|Belongs to||Great Britain (The Peninsular Campaign only), Spain|
|Soldiers in each unit||40/80/120/160|
|Produced from||Any building from the region capital of a traditionally Spanish region|
|Cost||340 SP/380 MP|
|Upkeep||110 (Great Britain)/80 (Spain)|
|Turns to Train||1|
Militia are often poorly equipped and trained, but are ideal for maintaining public order.
Men in the militia rarely expect to be sent into battle. It is their lot to act as reserves, or local law enforcers. As a result, if they do find themselves on a battlefield, they should be expected to run away, and not handle their weaponry with any great proficiency. Militia may appear useless, then, but they are cheap to maintain and as plentiful as any bureaucrat could want.
In 1806, despite previous unfortunate experiences with disgruntled peasants, the Russian state recruited 600,000 serfs into the “opelchenie”, a militia. Training was basic, and weaponry similarly simple: the opelchenie were given pikes. After the French invasion of 1812 the opelchenie was no longer limited to serfs, and another 200,000 recruits joined in a national wave of patriotism. Some of this new cohort of serfs brought their own pitchforks and shovels as weapons.

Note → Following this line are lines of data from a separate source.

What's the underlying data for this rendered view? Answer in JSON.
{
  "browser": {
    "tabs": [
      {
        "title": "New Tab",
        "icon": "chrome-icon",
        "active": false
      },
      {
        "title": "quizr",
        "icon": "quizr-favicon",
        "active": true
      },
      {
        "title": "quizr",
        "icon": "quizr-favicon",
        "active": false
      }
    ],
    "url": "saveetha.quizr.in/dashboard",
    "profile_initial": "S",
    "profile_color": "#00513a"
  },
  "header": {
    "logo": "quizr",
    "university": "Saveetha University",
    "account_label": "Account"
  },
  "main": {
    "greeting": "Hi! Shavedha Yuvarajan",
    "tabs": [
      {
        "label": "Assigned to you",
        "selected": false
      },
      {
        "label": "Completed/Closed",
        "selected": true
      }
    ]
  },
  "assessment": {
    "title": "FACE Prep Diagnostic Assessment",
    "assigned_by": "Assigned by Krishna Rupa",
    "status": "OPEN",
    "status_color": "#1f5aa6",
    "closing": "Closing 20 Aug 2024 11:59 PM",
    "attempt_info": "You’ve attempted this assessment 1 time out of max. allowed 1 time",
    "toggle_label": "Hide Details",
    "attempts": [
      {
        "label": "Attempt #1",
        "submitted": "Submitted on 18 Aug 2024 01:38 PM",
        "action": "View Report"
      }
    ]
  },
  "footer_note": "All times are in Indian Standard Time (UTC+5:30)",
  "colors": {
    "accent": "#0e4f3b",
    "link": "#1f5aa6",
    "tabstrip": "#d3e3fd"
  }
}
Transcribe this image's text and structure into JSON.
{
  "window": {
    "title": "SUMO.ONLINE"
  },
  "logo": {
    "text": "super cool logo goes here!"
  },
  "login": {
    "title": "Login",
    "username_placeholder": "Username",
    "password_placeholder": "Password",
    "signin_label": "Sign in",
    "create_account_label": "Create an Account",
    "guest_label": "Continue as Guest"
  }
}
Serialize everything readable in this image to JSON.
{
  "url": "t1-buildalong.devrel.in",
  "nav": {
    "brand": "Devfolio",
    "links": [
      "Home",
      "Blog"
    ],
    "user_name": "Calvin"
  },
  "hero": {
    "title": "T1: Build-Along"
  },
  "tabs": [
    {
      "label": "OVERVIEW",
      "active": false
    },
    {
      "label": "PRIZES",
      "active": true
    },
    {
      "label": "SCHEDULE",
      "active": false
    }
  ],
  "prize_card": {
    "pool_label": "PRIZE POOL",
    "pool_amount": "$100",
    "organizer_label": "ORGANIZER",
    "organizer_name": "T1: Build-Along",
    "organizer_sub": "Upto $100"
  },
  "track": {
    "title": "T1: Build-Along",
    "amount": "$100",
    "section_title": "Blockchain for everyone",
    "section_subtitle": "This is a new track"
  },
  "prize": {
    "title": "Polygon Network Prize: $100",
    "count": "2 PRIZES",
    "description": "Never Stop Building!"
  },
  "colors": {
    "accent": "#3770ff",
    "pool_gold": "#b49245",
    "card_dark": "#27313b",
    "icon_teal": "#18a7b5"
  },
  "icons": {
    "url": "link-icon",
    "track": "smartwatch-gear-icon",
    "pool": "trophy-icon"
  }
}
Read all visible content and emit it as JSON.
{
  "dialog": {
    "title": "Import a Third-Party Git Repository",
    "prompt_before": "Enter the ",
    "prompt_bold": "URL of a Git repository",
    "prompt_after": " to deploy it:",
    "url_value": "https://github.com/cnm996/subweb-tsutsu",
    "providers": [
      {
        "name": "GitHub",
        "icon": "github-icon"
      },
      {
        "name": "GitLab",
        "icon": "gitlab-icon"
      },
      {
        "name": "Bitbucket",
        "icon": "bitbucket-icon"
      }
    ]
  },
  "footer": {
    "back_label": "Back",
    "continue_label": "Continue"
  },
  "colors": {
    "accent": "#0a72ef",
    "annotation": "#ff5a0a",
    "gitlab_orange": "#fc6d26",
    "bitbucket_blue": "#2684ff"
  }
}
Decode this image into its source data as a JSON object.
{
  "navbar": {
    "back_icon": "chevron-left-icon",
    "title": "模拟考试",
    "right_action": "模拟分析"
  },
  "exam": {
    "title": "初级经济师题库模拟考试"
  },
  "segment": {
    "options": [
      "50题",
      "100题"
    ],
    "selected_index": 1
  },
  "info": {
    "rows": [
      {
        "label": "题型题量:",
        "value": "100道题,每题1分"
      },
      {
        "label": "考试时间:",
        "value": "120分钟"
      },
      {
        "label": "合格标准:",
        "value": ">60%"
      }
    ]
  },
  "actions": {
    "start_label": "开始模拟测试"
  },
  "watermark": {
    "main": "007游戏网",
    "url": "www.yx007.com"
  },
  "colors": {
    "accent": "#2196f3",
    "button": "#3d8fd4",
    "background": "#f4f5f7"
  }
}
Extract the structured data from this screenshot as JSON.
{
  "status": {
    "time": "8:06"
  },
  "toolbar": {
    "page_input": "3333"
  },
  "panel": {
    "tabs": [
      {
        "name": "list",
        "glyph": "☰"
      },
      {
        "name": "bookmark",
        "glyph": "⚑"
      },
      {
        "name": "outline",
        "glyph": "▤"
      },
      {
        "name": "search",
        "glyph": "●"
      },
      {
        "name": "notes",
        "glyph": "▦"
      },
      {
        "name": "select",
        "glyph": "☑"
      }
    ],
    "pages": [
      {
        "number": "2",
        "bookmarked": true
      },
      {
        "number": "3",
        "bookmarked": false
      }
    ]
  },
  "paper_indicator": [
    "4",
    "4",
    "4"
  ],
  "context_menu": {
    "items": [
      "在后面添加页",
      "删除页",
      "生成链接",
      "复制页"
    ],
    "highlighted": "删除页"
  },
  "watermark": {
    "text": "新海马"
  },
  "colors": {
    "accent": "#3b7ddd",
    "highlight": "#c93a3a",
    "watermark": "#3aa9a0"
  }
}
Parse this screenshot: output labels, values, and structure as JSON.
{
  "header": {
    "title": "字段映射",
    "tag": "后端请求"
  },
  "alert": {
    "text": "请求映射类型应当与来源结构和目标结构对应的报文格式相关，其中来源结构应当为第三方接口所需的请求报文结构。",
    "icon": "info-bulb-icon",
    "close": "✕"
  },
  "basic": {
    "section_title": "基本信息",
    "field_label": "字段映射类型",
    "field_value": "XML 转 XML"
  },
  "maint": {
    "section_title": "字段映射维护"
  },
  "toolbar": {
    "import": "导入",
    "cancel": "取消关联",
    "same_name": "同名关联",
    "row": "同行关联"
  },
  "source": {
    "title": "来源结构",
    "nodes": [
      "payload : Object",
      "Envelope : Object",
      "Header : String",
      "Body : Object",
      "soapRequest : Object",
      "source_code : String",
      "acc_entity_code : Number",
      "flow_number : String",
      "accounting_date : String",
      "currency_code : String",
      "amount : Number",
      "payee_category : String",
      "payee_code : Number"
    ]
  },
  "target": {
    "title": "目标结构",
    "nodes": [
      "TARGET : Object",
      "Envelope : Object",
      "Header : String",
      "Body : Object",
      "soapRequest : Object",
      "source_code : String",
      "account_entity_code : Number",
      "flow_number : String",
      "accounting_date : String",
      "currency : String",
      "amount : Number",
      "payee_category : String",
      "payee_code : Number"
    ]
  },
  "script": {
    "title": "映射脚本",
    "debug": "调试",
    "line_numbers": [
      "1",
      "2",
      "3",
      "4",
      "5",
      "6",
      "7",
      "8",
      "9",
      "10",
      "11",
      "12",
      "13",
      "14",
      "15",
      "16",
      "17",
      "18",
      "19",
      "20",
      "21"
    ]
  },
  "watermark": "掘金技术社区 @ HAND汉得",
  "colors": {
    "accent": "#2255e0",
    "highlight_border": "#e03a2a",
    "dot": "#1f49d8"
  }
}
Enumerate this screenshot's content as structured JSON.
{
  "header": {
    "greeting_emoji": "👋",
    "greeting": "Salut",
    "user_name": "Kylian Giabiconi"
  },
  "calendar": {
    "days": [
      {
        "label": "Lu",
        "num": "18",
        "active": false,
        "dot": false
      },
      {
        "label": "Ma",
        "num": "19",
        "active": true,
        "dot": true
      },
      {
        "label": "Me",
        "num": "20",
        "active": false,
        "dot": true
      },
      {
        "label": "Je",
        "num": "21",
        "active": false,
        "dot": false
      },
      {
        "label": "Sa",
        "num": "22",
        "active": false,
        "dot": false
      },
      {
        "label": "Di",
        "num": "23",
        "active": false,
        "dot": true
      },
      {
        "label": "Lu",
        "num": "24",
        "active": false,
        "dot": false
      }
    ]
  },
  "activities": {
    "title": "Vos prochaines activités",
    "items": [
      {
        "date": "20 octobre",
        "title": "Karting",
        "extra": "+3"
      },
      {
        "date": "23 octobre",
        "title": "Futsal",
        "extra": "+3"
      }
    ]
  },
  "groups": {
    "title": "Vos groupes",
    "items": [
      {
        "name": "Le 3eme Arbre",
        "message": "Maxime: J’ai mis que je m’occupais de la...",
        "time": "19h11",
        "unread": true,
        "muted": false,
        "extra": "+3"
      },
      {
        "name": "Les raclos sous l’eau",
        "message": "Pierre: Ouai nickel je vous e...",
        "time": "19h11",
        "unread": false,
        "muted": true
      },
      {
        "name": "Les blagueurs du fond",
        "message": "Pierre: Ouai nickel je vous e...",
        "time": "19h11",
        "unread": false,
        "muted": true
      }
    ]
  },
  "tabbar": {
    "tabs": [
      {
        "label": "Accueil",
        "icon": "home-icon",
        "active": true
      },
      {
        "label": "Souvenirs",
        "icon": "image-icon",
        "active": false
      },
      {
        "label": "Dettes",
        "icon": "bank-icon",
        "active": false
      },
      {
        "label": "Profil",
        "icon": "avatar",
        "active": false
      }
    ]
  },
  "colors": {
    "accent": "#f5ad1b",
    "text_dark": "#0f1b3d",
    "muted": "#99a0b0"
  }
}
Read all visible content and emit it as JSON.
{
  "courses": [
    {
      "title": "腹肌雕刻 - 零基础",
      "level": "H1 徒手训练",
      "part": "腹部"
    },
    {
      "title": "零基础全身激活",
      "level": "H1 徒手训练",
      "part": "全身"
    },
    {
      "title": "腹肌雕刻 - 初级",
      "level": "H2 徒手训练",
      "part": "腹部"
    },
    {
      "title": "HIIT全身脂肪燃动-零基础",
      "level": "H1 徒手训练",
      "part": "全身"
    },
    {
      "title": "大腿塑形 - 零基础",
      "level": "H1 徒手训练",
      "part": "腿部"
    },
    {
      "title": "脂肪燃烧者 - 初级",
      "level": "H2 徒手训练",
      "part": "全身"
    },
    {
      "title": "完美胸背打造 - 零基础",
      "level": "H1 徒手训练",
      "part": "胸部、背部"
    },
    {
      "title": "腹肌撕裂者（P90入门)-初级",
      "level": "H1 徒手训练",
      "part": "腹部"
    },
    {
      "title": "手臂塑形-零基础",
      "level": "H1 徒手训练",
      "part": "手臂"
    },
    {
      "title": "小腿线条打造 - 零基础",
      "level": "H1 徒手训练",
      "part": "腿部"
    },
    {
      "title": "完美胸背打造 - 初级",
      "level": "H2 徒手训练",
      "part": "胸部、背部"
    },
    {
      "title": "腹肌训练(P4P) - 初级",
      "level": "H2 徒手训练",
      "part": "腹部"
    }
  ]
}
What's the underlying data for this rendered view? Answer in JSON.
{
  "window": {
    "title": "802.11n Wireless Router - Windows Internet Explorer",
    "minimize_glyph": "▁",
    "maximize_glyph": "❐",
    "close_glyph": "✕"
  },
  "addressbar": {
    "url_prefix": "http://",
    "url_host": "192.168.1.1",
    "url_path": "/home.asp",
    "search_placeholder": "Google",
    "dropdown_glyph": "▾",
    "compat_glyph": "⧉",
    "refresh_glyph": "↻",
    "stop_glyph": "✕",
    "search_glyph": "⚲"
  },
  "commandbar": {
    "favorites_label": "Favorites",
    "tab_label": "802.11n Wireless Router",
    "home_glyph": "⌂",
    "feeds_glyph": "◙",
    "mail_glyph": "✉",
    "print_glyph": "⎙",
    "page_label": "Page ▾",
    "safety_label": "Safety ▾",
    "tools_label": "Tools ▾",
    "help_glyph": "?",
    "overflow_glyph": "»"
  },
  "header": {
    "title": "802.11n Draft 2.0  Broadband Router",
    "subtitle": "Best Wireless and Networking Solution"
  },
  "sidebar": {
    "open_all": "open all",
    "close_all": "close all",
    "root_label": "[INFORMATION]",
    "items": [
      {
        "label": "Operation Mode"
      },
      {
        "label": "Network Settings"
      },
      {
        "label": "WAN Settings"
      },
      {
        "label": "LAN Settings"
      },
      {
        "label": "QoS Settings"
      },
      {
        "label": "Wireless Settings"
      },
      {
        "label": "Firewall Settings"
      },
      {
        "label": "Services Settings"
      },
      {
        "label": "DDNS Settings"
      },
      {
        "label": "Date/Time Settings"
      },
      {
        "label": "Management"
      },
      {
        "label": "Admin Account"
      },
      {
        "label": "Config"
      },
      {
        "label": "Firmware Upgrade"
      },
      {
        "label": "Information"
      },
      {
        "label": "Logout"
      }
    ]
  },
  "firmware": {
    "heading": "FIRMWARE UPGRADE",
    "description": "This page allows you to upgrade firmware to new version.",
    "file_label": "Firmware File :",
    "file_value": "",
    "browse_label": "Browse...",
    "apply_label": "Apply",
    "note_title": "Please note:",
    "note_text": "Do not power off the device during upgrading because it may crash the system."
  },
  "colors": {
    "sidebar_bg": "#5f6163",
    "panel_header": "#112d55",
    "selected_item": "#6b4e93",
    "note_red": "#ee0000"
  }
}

Compared to standard Militia, Provincial Militia have slightly better defense but worse reloading skill. They are identical in all other regards.